* RAW DATA *
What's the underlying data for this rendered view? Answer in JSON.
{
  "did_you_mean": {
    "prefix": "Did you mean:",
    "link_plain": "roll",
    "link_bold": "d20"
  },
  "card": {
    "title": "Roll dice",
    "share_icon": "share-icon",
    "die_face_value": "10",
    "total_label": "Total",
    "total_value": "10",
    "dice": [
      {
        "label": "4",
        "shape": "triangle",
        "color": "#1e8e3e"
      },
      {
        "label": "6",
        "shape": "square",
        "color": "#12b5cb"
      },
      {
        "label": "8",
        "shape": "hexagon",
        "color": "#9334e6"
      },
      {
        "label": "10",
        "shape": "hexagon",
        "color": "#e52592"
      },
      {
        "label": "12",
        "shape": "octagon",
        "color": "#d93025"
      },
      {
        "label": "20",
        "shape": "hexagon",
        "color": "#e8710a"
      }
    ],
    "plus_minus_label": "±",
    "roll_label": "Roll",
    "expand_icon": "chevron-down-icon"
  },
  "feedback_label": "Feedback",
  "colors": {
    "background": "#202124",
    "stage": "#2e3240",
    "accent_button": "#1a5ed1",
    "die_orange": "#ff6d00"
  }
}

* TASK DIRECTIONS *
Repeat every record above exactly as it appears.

* WRITTEN REPLY *
What's the underlying data for this rendered view? Answer in JSON.
{
  "did_you_mean": {
    "prefix": "Did you mean:",
    "link_plain": "roll",
    "link_bold": "d20"
  },
  "card": {
    "title": "Roll dice",
    "share_icon": "share-icon",
    "die_face_value": "10",
    "total_label": "Total",
    "total_value": "10",
    "dice": [
      {
        "label": "4",
        "shape": "triangle",
        "color": "#1e8e3e"
      },
      {
        "label": "6",
        "shape": "square",
        "color": "#12b5cb"
      },
      {
        "label": "8",
        "shape": "hexagon",
        "color": "#9334e6"
      },
      {
        "label": "10",
        "shape": "hexagon",
        "color": "#e52592"
      },
      {
        "label": "12",
        "shape": "octagon",
        "color": "#d93025"
      },
      {
        "label": "20",
        "shape": "hexagon",
        "color": "#e8710a"
      }
    ],
    "plus_minus_label": "±",
    "roll_label": "Roll",
    "expand_icon": "chevron-down-icon"
  },
  "feedback_label": "Feedback",
  "colors": {
    "background": "#202124",
    "stage": "#2e3240",
    "accent_button": "#1a5ed1",
    "die_orange": "#ff6d00"
  }
}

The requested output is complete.